It has become an annual tradition for Swiss automaker Rinspeed to release details of its latest inventive concept just ahead of the Geneva Motor Show. Not your customary custom shop, Rinspeed considers themselves an "automotive think tank and mobility lab." Perhaps it's no surprise, then, that this year's concept pairs two emerging automotive industry trends: electric vehicles and autonomous driving technology.
Newly awarded patent could mean Google ads that provide transportation options to local businesses
Every year, businesses spend billions of dollars on advertising, often with the goal of getting consumers to their locations to purchase goods or services. While ads can certainly be an effective means of getting people out of their chairs and into their cars, wouldn't it just be easier if the business picked you up?
We head back to CES in Las Vegas to check on the progress of autonomous vehicles in 2014. We go hands-free on the highway with Audi, narrowly avoid a collision with Ford and hear all about BMW's drifting driverless car. But first we take a ride on Induct's self-driving Navia shuttle.

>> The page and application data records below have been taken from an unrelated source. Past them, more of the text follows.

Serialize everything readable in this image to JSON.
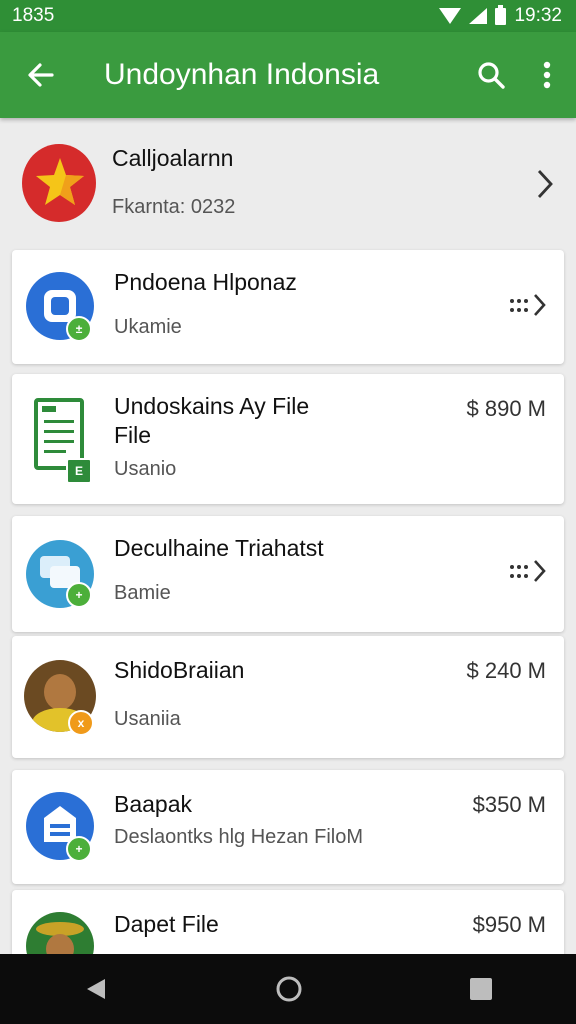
{
  "status": {
    "left": "1835",
    "time": "19:32"
  },
  "appbar": {
    "title": "Undoynhan Indonsia"
  },
  "header": {
    "name": "Calljoalarnn",
    "sub": "Fkarnta: 0232"
  },
  "items": [
    {
      "name": "Pndoena Hlponaz",
      "sub": "Ukamie",
      "price": "",
      "badge": "±"
    },
    {
      "name": "Undoskains Ay File\nFile",
      "sub": "Usanio",
      "price": "$ 890 M",
      "badge": "E"
    },
    {
      "name": "Deculhaine Triahatst",
      "sub": "Bamie",
      "price": "",
      "badge": "+"
    },
    {
      "name": "ShidoBraiian",
      "sub": "Usaniia",
      "price": "$ 240 M",
      "badge": "x"
    },
    {
      "name": "Baapak",
      "sub": "Deslaontks hlg Hezan FiloM",
      "price": "$350 M",
      "badge": "+"
    },
    {
      "name": "Dapet File",
      "sub": "",
      "price": "$950 M",
      "badge": ""
    }
  ],
  "colors": {
    "primary": "#3a9b3f",
    "status": "#2f8f36",
    "blue": "#2a6fd6",
    "badge_green": "#4caf3a",
    "badge_orange": "#f09a1a"
  },
  "icons": [
    "back-arrow-icon",
    "search-icon",
    "more-vert-icon",
    "chevron-right-icon",
    "dotted-chevron-icon"
  ]
}
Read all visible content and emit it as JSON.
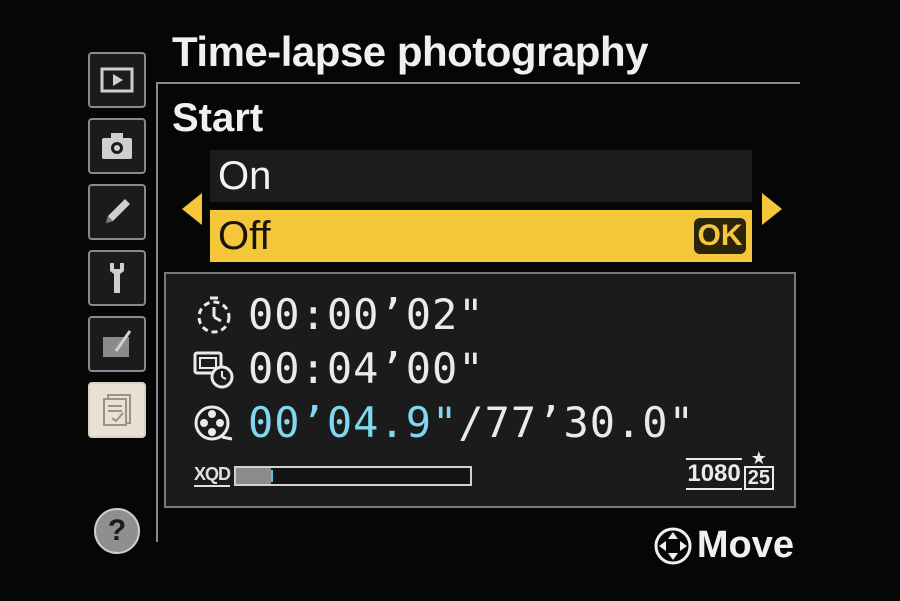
{
  "menu": {
    "title": "Time-lapse photography",
    "subtitle": "Start"
  },
  "options": [
    {
      "label": "On",
      "selected": false
    },
    {
      "label": "Off",
      "selected": true,
      "badge": "OK"
    }
  ],
  "info": {
    "interval": "00:00’02\"",
    "shooting_time": "00:04’00\"",
    "movie_length": "00’04.9\"",
    "movie_total": "/77’30.0\"",
    "storage_label": "XQD",
    "storage_fill_fraction": 0.15,
    "frame_size": "1080",
    "frame_rate": "25",
    "quality_star": "★"
  },
  "sidebar": {
    "tabs": [
      "playback-icon",
      "camera-icon",
      "pencil-icon",
      "wrench-icon",
      "retouch-icon",
      "recent-settings-icon"
    ],
    "active_index": 5,
    "help_label": "?"
  },
  "footer": {
    "move_label": "Move"
  },
  "colors": {
    "highlight": "#f4c63a",
    "accent_cyan": "#7fd8ef",
    "background": "#060606"
  }
}
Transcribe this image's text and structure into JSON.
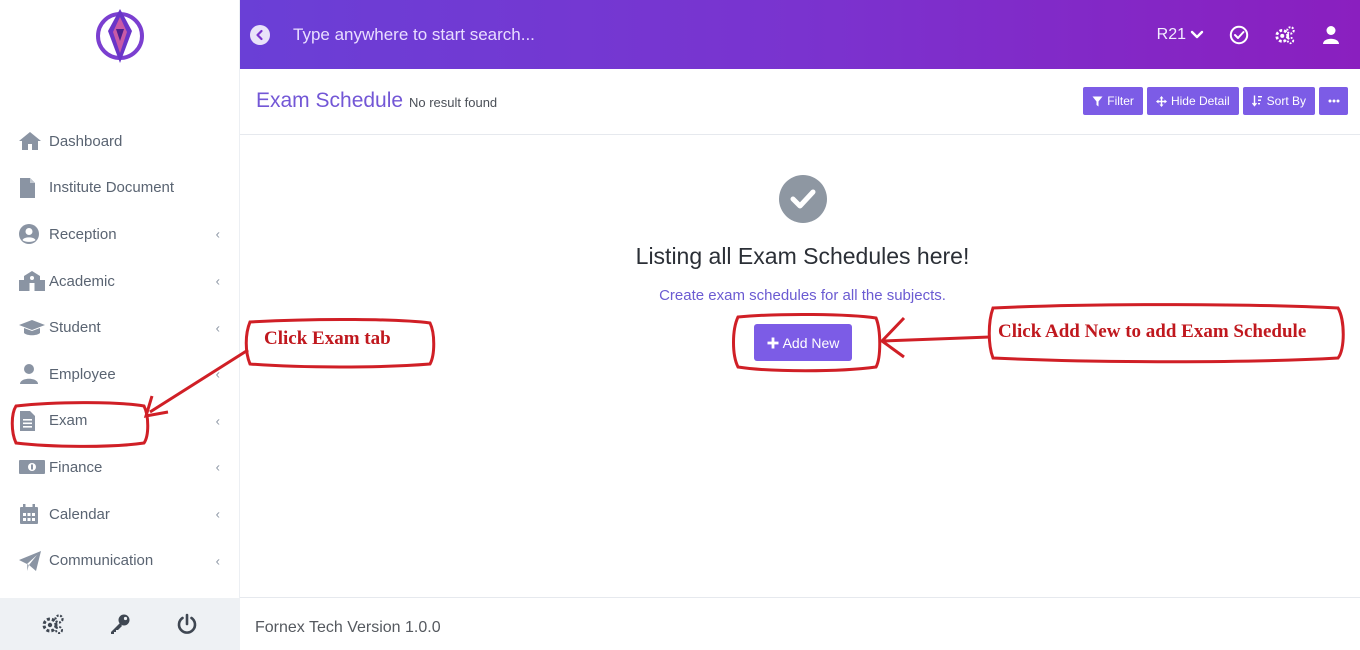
{
  "topbar": {
    "search_placeholder": "Type anywhere to start search...",
    "session": "R21"
  },
  "sidebar": {
    "items": [
      {
        "label": "Dashboard",
        "icon": "home-icon",
        "chevron": false
      },
      {
        "label": "Institute Document",
        "icon": "document-icon",
        "chevron": false
      },
      {
        "label": "Reception",
        "icon": "user-circle-icon",
        "chevron": true
      },
      {
        "label": "Academic",
        "icon": "school-icon",
        "chevron": true
      },
      {
        "label": "Student",
        "icon": "graduation-cap-icon",
        "chevron": true
      },
      {
        "label": "Employee",
        "icon": "employee-icon",
        "chevron": true
      },
      {
        "label": "Exam",
        "icon": "file-text-icon",
        "chevron": true
      },
      {
        "label": "Finance",
        "icon": "money-icon",
        "chevron": true
      },
      {
        "label": "Calendar",
        "icon": "calendar-icon",
        "chevron": true
      },
      {
        "label": "Communication",
        "icon": "paper-plane-icon",
        "chevron": true
      }
    ],
    "chevron_glyph": "‹"
  },
  "header": {
    "title": "Exam Schedule",
    "subtitle": "No result found",
    "filter_label": "Filter",
    "hide_detail_label": "Hide Detail",
    "sort_by_label": "Sort By"
  },
  "empty_state": {
    "title": "Listing all Exam Schedules here!",
    "subtitle": "Create exam schedules for all the subjects.",
    "add_new_label": "Add New"
  },
  "footer": {
    "version_text": "Fornex Tech Version 1.0.0"
  },
  "annotations": {
    "exam_tab": "Click Exam tab",
    "add_new": "Click Add New to add Exam  Schedule"
  },
  "colors": {
    "brand": "#7c5ce6",
    "annotation": "#c0181e"
  }
}
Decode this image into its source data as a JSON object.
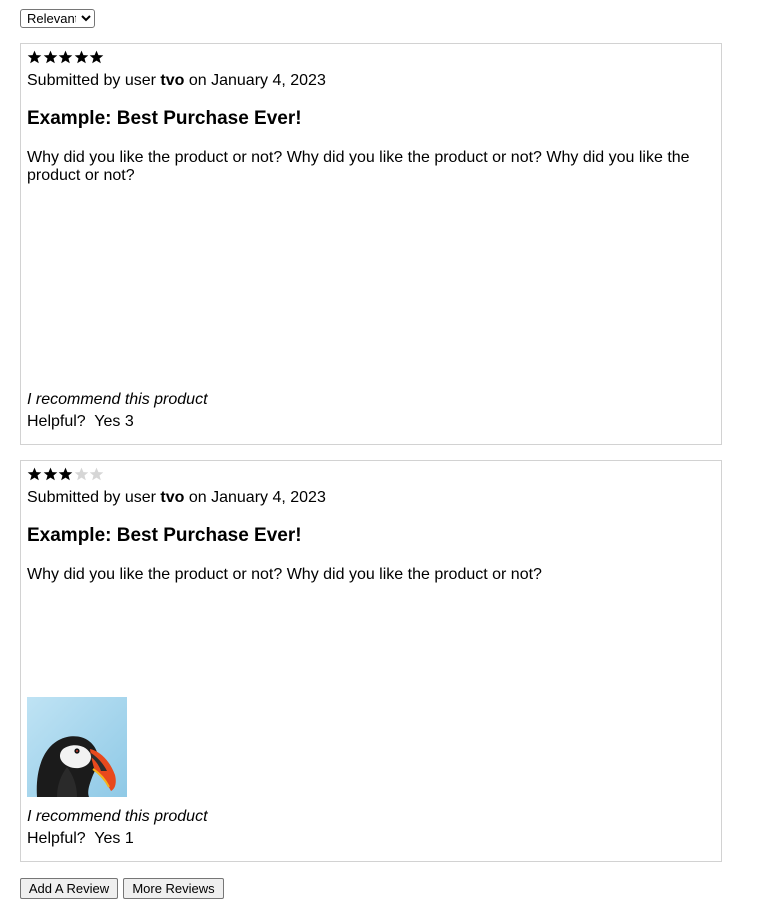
{
  "sort": {
    "options": [
      "Relevant"
    ],
    "selected": "Relevant"
  },
  "reviews": [
    {
      "rating": 5,
      "submitted_prefix": "Submitted by user ",
      "user": "tvo",
      "date_text": " on January 4, 2023",
      "title": "Example: Best Purchase Ever!",
      "body": "Why did you like the product or not? Why did you like the product or not? Why did you like the product or not?",
      "recommend": "I recommend this product",
      "helpful_label": "Helpful?  Yes",
      "helpful_count": "3"
    },
    {
      "rating": 3,
      "submitted_prefix": "Submitted by user ",
      "user": "tvo",
      "date_text": " on January 4, 2023",
      "title": "Example: Best Purchase Ever!",
      "body": "Why did you like the product or not? Why did you like the product or not?",
      "photo_icon": "puffin-photo",
      "recommend": "I recommend this product",
      "helpful_label": "Helpful?  Yes",
      "helpful_count": "1"
    }
  ],
  "actions": {
    "add_review": "Add A Review",
    "more_reviews": "More Reviews"
  },
  "colors": {
    "star_filled": "#000000",
    "star_empty": "#d6d6d6",
    "border": "#d2d2d2"
  }
}
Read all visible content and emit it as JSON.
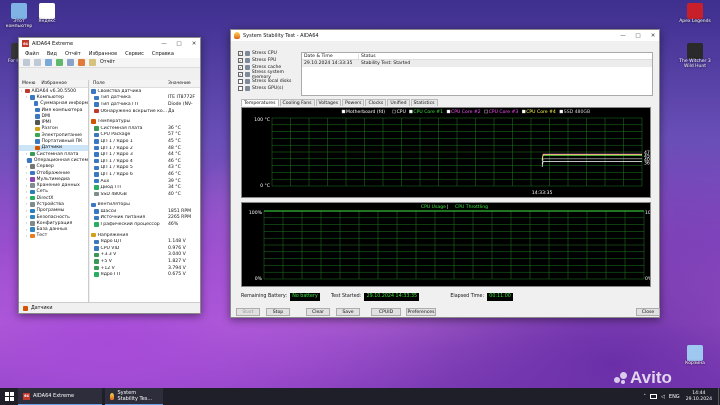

Amazon dominates the online retail space by offering a massive selection, competitive prices and fast, affordable shipping--not to mention personalized ads that seem to know what you want before you even realize it. But one thing Amazon can't compete with is the immediacy of a brick and mortar location. After all, what could be faster than hopping in your car and driving to the store?
Bomb squads are commonly depicted as operating with surgical precision as they cautiously clip the correct-colored wire to disarm a threat. While this may sometimes be the case in reality, there are certain situations that call for a more direct approach.
Bradley takes a ride in the BatCat, a remote controlled telehandler robot used by the Los Angeles Police Department in emergency situations. Equipped with cameras and sensors for navigation via a remote operator, the LAPD's BatCat can lift vehicles and tear down walls with its massive telescopic claw.
The idea of vehicle-to-vehicle communication, commonly known as V2V, isn't a new concept. Ford has already demonstrated how V2V can be a powerful tool in collision avoidance, but the automaker seeks to advance the technology further through an interstellar collaboration.
Autonomous automobiles are looking more like an inevitability, rather than a mere possibility. Benefits of self-driving cars include safe high-speed travel, optimized fuel economy, relaxed commuting, and self-parking features.
Autonomous car programs from the likes of Audi, Toyota and Google have been a popular topic lately. While the technology currently exists for self-driving cars, we are likely years away from seeing them publicly available, due to a complex combination of safety, legal and infrastructure concerns.
Volkswagen Group of America announced a $1.7 million investment in its automotive research partnership with Stanford University on Friday. The automaker said that the contribution will help to power next-generation research in the areas of virtual intelligence, material research, data security and vehicle dynamics.
Tesla is considering adding an 'autopilot' feature to future vehicles and is apparently discussing the potential for such technologies with Google, according to a report by Bloomberg. Tesla CEO Elon Musk told Bloomberg in an email, "I think Tesla will most likely develop its own autopilot system for the car...However, it is also possible that we do something jointly with Google."
Tesla is considering adding an 'autopilot' feature to future vehicles and is discussing the potential for such techn
Here at TRANSLOGIC we don't normally post about ads, but the new Star Trek inspired campaign from Audi has everyone around here talking...and laughing. Titled "The Challenge", it features Zachary Quinto and Leonard Nimoy (new and old Spock, respectively) battling to see who can get to the golf course first, with the loser buying lunch. Hilarity, and a number of Star Trek and other geeky jokes, ensue.
Automakers continued the trend of increasing their presence at the Consumer Electronics Show in 2013. Most big car companies were represented--even Subaru showed off an upgraded headunit--while some beefed up their exhibit booths significantly.
From driverless drifting to computerized operation at 150 mph, it appears that--provided the proper algorithm--autonomous cars can do it all. But how well do they compare to the best drivers among their human counterparts?
We've shown you autonomous cars, like the self-driving system Cadillac says could be on the road in a few years. We've also brought you flying cars, like the Terrafugia Transition. Now Volkswagen looks to combine the two with a hovercraft concept, featuring an auto-drive mode.
This robot doesn't just walk, it breaks records. On this week's episode of TRANSLOGIC we brought you a glimpse of some current research being done in robotics. MABEL is a bipedal walking/running robot developed at the University of Michigan. Its technology is nothing short of state of the art.
Cars without drivers, like the one Google recently used to put a man who is 95 percent blind behind the wheel, are getting closer to reality. But before a fully autonomous car pulls up at your doorstep, the semi-autonomous vehicle will likely take over driving from time to time first.